> [What you have to do]:
What lines of the data hold the string "client"? Pull each one out.

> [Source information]:
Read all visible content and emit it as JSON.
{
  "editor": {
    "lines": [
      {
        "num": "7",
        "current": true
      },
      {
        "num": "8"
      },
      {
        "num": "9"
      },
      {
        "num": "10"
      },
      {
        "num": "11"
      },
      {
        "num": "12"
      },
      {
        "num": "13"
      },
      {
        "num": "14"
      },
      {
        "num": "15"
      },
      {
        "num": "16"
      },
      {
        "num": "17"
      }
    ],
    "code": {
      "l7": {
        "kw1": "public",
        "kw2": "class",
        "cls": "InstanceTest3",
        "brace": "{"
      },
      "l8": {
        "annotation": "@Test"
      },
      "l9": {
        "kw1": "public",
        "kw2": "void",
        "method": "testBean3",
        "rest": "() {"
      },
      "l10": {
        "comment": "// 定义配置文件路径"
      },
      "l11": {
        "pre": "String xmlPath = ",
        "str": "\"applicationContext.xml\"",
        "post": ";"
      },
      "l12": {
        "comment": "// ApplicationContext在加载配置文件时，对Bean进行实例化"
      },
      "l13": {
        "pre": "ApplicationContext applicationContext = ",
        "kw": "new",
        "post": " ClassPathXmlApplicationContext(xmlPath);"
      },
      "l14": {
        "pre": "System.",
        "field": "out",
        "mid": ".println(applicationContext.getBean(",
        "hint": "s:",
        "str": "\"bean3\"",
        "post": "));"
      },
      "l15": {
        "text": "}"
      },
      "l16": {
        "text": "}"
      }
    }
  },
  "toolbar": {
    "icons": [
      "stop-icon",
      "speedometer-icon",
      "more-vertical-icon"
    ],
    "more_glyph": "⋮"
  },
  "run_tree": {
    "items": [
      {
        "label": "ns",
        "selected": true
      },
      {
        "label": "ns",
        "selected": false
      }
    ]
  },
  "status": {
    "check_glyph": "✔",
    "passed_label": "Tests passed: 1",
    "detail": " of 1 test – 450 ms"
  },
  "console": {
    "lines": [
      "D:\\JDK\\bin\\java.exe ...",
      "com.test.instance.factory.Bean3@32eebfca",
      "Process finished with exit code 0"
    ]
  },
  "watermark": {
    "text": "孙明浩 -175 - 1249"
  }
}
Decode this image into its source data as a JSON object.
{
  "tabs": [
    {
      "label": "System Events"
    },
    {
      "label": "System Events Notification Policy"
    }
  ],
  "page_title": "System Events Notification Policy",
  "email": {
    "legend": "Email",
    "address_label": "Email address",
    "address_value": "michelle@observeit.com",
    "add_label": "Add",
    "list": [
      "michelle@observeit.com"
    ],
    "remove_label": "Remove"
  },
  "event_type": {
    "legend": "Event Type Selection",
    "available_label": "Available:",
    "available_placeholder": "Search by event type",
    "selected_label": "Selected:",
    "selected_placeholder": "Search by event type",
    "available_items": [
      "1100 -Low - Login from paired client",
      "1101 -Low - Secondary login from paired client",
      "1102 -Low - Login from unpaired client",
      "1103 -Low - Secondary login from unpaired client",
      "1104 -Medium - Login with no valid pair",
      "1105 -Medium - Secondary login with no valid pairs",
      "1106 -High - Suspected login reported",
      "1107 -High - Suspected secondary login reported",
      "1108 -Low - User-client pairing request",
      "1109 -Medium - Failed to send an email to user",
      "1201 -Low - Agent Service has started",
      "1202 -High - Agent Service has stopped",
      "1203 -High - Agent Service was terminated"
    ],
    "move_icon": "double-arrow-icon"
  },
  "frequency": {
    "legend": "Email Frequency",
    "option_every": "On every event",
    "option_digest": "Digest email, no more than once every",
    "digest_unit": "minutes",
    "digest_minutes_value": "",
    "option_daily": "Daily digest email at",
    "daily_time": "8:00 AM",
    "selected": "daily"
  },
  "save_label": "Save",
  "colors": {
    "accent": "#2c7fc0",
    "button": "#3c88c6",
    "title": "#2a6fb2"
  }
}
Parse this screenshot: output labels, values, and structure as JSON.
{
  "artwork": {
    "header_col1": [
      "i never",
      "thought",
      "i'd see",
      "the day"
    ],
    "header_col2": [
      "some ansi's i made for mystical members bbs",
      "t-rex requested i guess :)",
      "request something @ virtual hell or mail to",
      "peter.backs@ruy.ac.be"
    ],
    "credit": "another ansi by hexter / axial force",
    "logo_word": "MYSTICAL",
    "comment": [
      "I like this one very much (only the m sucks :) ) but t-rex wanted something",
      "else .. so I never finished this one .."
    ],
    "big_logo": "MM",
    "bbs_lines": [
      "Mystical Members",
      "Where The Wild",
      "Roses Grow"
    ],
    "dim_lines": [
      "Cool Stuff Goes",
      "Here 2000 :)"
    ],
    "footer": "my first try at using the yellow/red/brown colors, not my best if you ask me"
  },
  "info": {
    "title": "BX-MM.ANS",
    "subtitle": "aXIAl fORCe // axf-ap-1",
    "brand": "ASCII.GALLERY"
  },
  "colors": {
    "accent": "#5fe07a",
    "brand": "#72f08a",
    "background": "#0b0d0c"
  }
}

> [Solution for this task]:
      "1100 -Low - Login from paired client",
      "1101 -Low - Secondary login from paired client",
      "1102 -Low - Login from unpaired client",
      "1103 -Low - Secondary login from unpaired client",
      "1108 -Low - User-client pairing request",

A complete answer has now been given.